* Try it
A faithful copy without images is required: write out all the records exactly.
*** Block opens ***
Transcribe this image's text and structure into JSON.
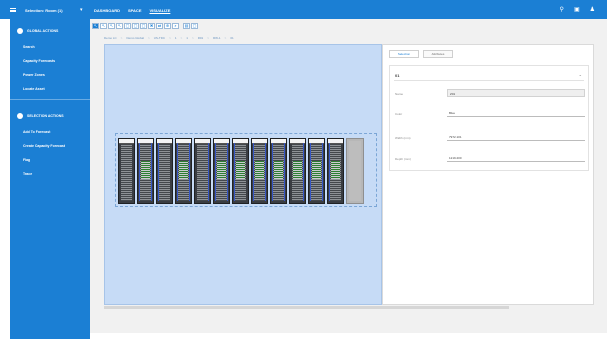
{
  "topbar": {
    "selection_label": "Selection: Room (1)",
    "nav": [
      "DASHBOARD",
      "SPACE",
      "VISUALIZE"
    ],
    "active_nav": "VISUALIZE"
  },
  "sidebar": {
    "global_title": "GLOBAL ACTIONS",
    "global_items": [
      "Search",
      "Capacity Forecasts",
      "Power Zones",
      "Locate Asset"
    ],
    "selection_title": "SELECTION ACTIONS",
    "selection_items": [
      "Add To Forecast",
      "Create Capacity Forecast",
      "Flag",
      "Trace"
    ]
  },
  "toolbar": {
    "tools": [
      "↖",
      "↖",
      "↖",
      "↖",
      "▢",
      "▢",
      "▢",
      "✖",
      "⇄",
      "⊕",
      "⌕",
      "▤",
      "▢"
    ]
  },
  "breadcrumb": [
    "Demo LC",
    "Demo Global",
    "US-TDC",
    "1",
    "1",
    "R01",
    "RW-1",
    "01"
  ],
  "panel": {
    "tabs": [
      "Selection",
      "Attributes"
    ],
    "active_tab": "Selection",
    "card_title": "01",
    "props": [
      {
        "label": "Name",
        "value": "Z01"
      },
      {
        "label": "Color",
        "value": "Blue"
      },
      {
        "label": "Width (mm)",
        "value": "7972.101"
      },
      {
        "label": "Depth (mm)",
        "value": "1219.200"
      }
    ]
  },
  "colors": {
    "brand": "#1b7fd4",
    "canvas": "#c6dbf6",
    "rack": "#3a3d42",
    "rack_highlight": "#2e7d32"
  }
}
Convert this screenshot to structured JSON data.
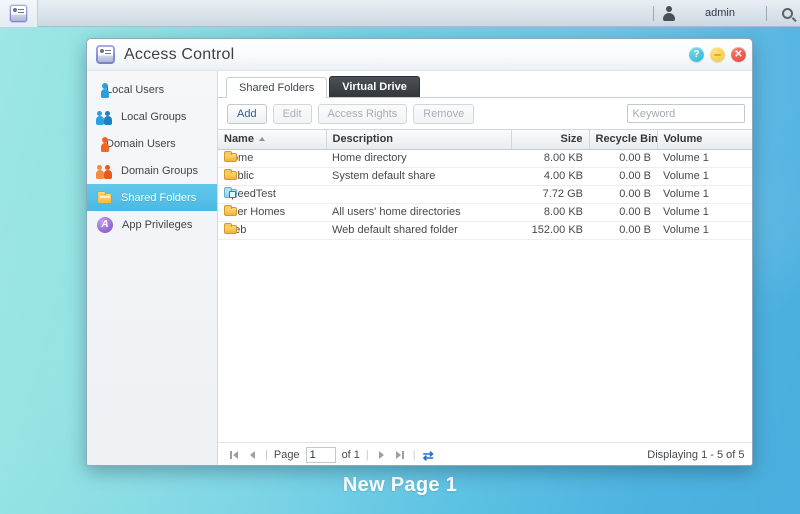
{
  "taskbar": {
    "app_icon": "id-card-icon",
    "user_icon": "user-icon",
    "username": "admin",
    "search_icon": "search-icon"
  },
  "window": {
    "icon": "access-control-icon",
    "title": "Access Control",
    "buttons": {
      "help": "?",
      "minimize": "",
      "close": "✕"
    }
  },
  "sidebar": {
    "items": [
      {
        "label": "Local Users",
        "icon": "user-blue-icon",
        "selected": false
      },
      {
        "label": "Local Groups",
        "icon": "users-blue-icon",
        "selected": false
      },
      {
        "label": "Domain Users",
        "icon": "user-orange-icon",
        "selected": false
      },
      {
        "label": "Domain Groups",
        "icon": "users-orange-icon",
        "selected": false
      },
      {
        "label": "Shared Folders",
        "icon": "folder-icon",
        "selected": true
      },
      {
        "label": "App Privileges",
        "icon": "app-privileges-icon",
        "selected": false
      }
    ]
  },
  "main": {
    "tabs": [
      {
        "label": "Shared Folders",
        "active": true
      },
      {
        "label": "Virtual Drive",
        "active": false
      }
    ],
    "toolbar": {
      "add_label": "Add",
      "edit_label": "Edit",
      "access_rights_label": "Access Rights",
      "remove_label": "Remove",
      "keyword_placeholder": "Keyword",
      "keyword_value": ""
    },
    "grid": {
      "columns": [
        "Name",
        "Description",
        "Size",
        "Recycle Bin Siz",
        "Volume"
      ],
      "sort_column": "Name",
      "sort_direction": "asc",
      "rows": [
        {
          "icon": "folder-icon",
          "name": "Home",
          "description": "Home directory",
          "size": "8.00 KB",
          "recycle_bin_size": "0.00 B",
          "volume": "Volume 1"
        },
        {
          "icon": "folder-icon",
          "name": "Public",
          "description": "System default share",
          "size": "4.00 KB",
          "recycle_bin_size": "0.00 B",
          "volume": "Volume 1"
        },
        {
          "icon": "folder-locked-icon",
          "name": "SpeedTest",
          "description": "",
          "size": "7.72 GB",
          "recycle_bin_size": "0.00 B",
          "volume": "Volume 1"
        },
        {
          "icon": "folder-icon",
          "name": "User Homes",
          "description": "All users' home directories",
          "size": "8.00 KB",
          "recycle_bin_size": "0.00 B",
          "volume": "Volume 1"
        },
        {
          "icon": "folder-icon",
          "name": "Web",
          "description": "Web default shared folder",
          "size": "152.00 KB",
          "recycle_bin_size": "0.00 B",
          "volume": "Volume 1"
        }
      ]
    },
    "pager": {
      "first_icon": "first-page-icon",
      "prev_icon": "prev-page-icon",
      "page_label": "Page",
      "page_value": "1",
      "of_label": "of 1",
      "next_icon": "next-page-icon",
      "last_icon": "last-page-icon",
      "refresh_icon": "refresh-icon",
      "status": "Displaying 1 - 5 of 5"
    }
  },
  "desktop": {
    "caption": "New Page 1"
  },
  "colors": {
    "accent": "#4bb9e4",
    "tab_inactive_bg": "#33373b",
    "folder": "#f0b53a",
    "link": "#2b5f9e"
  }
}
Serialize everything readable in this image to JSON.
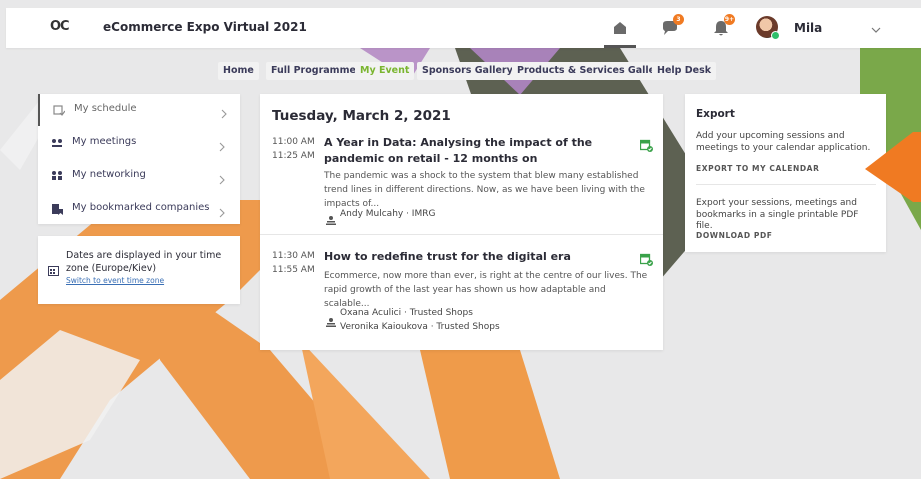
{
  "app": {
    "title": "eCommerce Expo Virtual 2021",
    "logo": "OC"
  },
  "header": {
    "chat_badge": "3",
    "bell_badge": "9+",
    "user_name": "Mila"
  },
  "nav": {
    "items": [
      {
        "label": "Home",
        "active": false
      },
      {
        "label": "Full Programme",
        "active": false
      },
      {
        "label": "My Event",
        "active": true
      },
      {
        "label": "Sponsors Gallery",
        "active": false
      },
      {
        "label": "Products & Services Gallery",
        "active": false
      },
      {
        "label": "Help Desk",
        "active": false
      }
    ]
  },
  "sidebar": {
    "items": [
      {
        "label": "My schedule",
        "icon": "calendar-check-icon"
      },
      {
        "label": "My meetings",
        "icon": "meetings-icon"
      },
      {
        "label": "My networking",
        "icon": "people-icon"
      },
      {
        "label": "My bookmarked companies",
        "icon": "bookmark-building-icon"
      }
    ]
  },
  "timezone": {
    "text": "Dates are displayed in your time zone (Europe/Kiev)",
    "link": "Switch to event time zone"
  },
  "schedule": {
    "day": "Tuesday, March 2, 2021",
    "sessions": [
      {
        "start": "11:00 AM",
        "end": "11:25 AM",
        "title": "A Year in Data: Analysing the impact of the pandemic on retail - 12 months on",
        "description": "The pandemic was a shock to the system that blew many established trend lines in different directions. Now, as we have been living with the impacts of...",
        "speakers": [
          "Andy Mulcahy · IMRG"
        ]
      },
      {
        "start": "11:30 AM",
        "end": "11:55 AM",
        "title": "How to redefine trust for the digital era",
        "description": "Ecommerce, now more than ever, is right at the centre of our lives. The rapid growth of the last year has shown us how adaptable and scalable...",
        "speakers": [
          "Oxana Aculici · Trusted Shops",
          "Veronika Kaioukova · Trusted Shops"
        ]
      }
    ]
  },
  "export": {
    "title": "Export",
    "calendar_text": "Add your upcoming sessions and meetings to your calendar application.",
    "calendar_link": "EXPORT TO MY CALENDAR",
    "pdf_text": "Export your sessions, meetings and bookmarks in a single printable PDF file.",
    "pdf_link": "DOWNLOAD PDF"
  },
  "colors": {
    "accent_green": "#7ab52f",
    "orange": "#f07a22",
    "calendar_green": "#3aa24a"
  }
}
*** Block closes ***
* Answer space
Transcribe this image's text and structure into JSON.
{
  "topbar": {
    "selection_label": "Selection: Room (1)",
    "nav": [
      "DASHBOARD",
      "SPACE",
      "VISUALIZE"
    ],
    "active_nav": "VISUALIZE"
  },
  "sidebar": {
    "global_title": "GLOBAL ACTIONS",
    "global_items": [
      "Search",
      "Capacity Forecasts",
      "Power Zones",
      "Locate Asset"
    ],
    "selection_title": "SELECTION ACTIONS",
    "selection_items": [
      "Add To Forecast",
      "Create Capacity Forecast",
      "Flag",
      "Trace"
    ]
  },
  "toolbar": {
    "tools": [
      "↖",
      "↖",
      "↖",
      "↖",
      "▢",
      "▢",
      "▢",
      "✖",
      "⇄",
      "⊕",
      "⌕",
      "▤",
      "▢"
    ]
  },
  "breadcrumb": [
    "Demo LC",
    "Demo Global",
    "US-TDC",
    "1",
    "1",
    "R01",
    "RW-1",
    "01"
  ],
  "panel": {
    "tabs": [
      "Selection",
      "Attributes"
    ],
    "active_tab": "Selection",
    "card_title": "01",
    "props": [
      {
        "label": "Name",
        "value": "Z01"
      },
      {
        "label": "Color",
        "value": "Blue"
      },
      {
        "label": "Width (mm)",
        "value": "7972.101"
      },
      {
        "label": "Depth (mm)",
        "value": "1219.200"
      }
    ]
  },
  "colors": {
    "brand": "#1b7fd4",
    "canvas": "#c6dbf6",
    "rack": "#3a3d42",
    "rack_highlight": "#2e7d32"
  }
}
Convert this screenshot to structured JSON data.
{
  "taskbar": {
    "app_icon": "id-card-icon",
    "user_icon": "user-icon",
    "username": "admin",
    "search_icon": "search-icon"
  },
  "window": {
    "icon": "access-control-icon",
    "title": "Access Control",
    "buttons": {
      "help": "?",
      "minimize": "",
      "close": "✕"
    }
  },
  "sidebar": {
    "items": [
      {
        "label": "Local Users",
        "icon": "user-blue-icon",
        "selected": false
      },
      {
        "label": "Local Groups",
        "icon": "users-blue-icon",
        "selected": false
      },
      {
        "label": "Domain Users",
        "icon": "user-orange-icon",
        "selected": false
      },
      {
        "label": "Domain Groups",
        "icon": "users-orange-icon",
        "selected": false
      },
      {
        "label": "Shared Folders",
        "icon": "folder-icon",
        "selected": true
      },
      {
        "label": "App Privileges",
        "icon": "app-privileges-icon",
        "selected": false
      }
    ]
  },
  "main": {
    "tabs": [
      {
        "label": "Shared Folders",
        "active": true
      },
      {
        "label": "Virtual Drive",
        "active": false
      }
    ],
    "toolbar": {
      "add_label": "Add",
      "edit_label": "Edit",
      "access_rights_label": "Access Rights",
      "remove_label": "Remove",
      "keyword_placeholder": "Keyword",
      "keyword_value": ""
    },
    "grid": {
      "columns": [
        "Name",
        "Description",
        "Size",
        "Recycle Bin Siz",
        "Volume"
      ],
      "sort_column": "Name",
      "sort_direction": "asc",
      "rows": [
        {
          "icon": "folder-icon",
          "name": "Home",
          "description": "Home directory",
          "size": "8.00 KB",
          "recycle_bin_size": "0.00 B",
          "volume": "Volume 1"
        },
        {
          "icon": "folder-icon",
          "name": "Public",
          "description": "System default share",
          "size": "4.00 KB",
          "recycle_bin_size": "0.00 B",
          "volume": "Volume 1"
        },
        {
          "icon": "folder-locked-icon",
          "name": "SpeedTest",
          "description": "",
          "size": "7.72 GB",
          "recycle_bin_size": "0.00 B",
          "volume": "Volume 1"
        },
        {
          "icon": "folder-icon",
          "name": "User Homes",
          "description": "All users' home directories",
          "size": "8.00 KB",
          "recycle_bin_size": "0.00 B",
          "volume": "Volume 1"
        },
        {
          "icon": "folder-icon",
          "name": "Web",
          "description": "Web default shared folder",
          "size": "152.00 KB",
          "recycle_bin_size": "0.00 B",
          "volume": "Volume 1"
        }
      ]
    },
    "pager": {
      "first_icon": "first-page-icon",
      "prev_icon": "prev-page-icon",
      "page_label": "Page",
      "page_value": "1",
      "of_label": "of 1",
      "next_icon": "next-page-icon",
      "last_icon": "last-page-icon",
      "refresh_icon": "refresh-icon",
      "status": "Displaying 1 - 5 of 5"
    }
  },
  "desktop": {
    "caption": "New Page 1"
  },
  "colors": {
    "accent": "#4bb9e4",
    "tab_inactive_bg": "#33373b",
    "folder": "#f0b53a",
    "link": "#2b5f9e"
  }
}
Serialize everything readable in this image to JSON.
{
  "app": {
    "title": "eCommerce Expo Virtual 2021",
    "logo": "OC"
  },
  "header": {
    "chat_badge": "3",
    "bell_badge": "9+",
    "user_name": "Mila"
  },
  "nav": {
    "items": [
      {
        "label": "Home",
        "active": false
      },
      {
        "label": "Full Programme",
        "active": false
      },
      {
        "label": "My Event",
        "active": true
      },
      {
        "label": "Sponsors Gallery",
        "active": false
      },
      {
        "label": "Products & Services Gallery",
        "active": false
      },
      {
        "label": "Help Desk",
        "active": false
      }
    ]
  },
  "sidebar": {
    "items": [
      {
        "label": "My schedule",
        "icon": "calendar-check-icon"
      },
      {
        "label": "My meetings",
        "icon": "meetings-icon"
      },
      {
        "label": "My networking",
        "icon": "people-icon"
      },
      {
        "label": "My bookmarked companies",
        "icon": "bookmark-building-icon"
      }
    ]
  },
  "timezone": {
    "text": "Dates are displayed in your time zone (Europe/Kiev)",
    "link": "Switch to event time zone"
  },
  "schedule": {
    "day": "Tuesday, March 2, 2021",
    "sessions": [
      {
        "start": "11:00 AM",
        "end": "11:25 AM",
        "title": "A Year in Data: Analysing the impact of the pandemic on retail - 12 months on",
        "description": "The pandemic was a shock to the system that blew many established trend lines in different directions. Now, as we have been living with the impacts of...",
        "speakers": [
          "Andy Mulcahy · IMRG"
        ]
      },
      {
        "start": "11:30 AM",
        "end": "11:55 AM",
        "title": "How to redefine trust for the digital era",
        "description": "Ecommerce, now more than ever, is right at the centre of our lives. The rapid growth of the last year has shown us how adaptable and scalable...",
        "speakers": [
          "Oxana Aculici · Trusted Shops",
          "Veronika Kaioukova · Trusted Shops"
        ]
      }
    ]
  },
  "export": {
    "title": "Export",
    "calendar_text": "Add your upcoming sessions and meetings to your calendar application.",
    "calendar_link": "EXPORT TO MY CALENDAR",
    "pdf_text": "Export your sessions, meetings and bookmarks in a single printable PDF file.",
    "pdf_link": "DOWNLOAD PDF"
  },
  "colors": {
    "accent_green": "#7ab52f",
    "orange": "#f07a22",
    "calendar_green": "#3aa24a"
  }
}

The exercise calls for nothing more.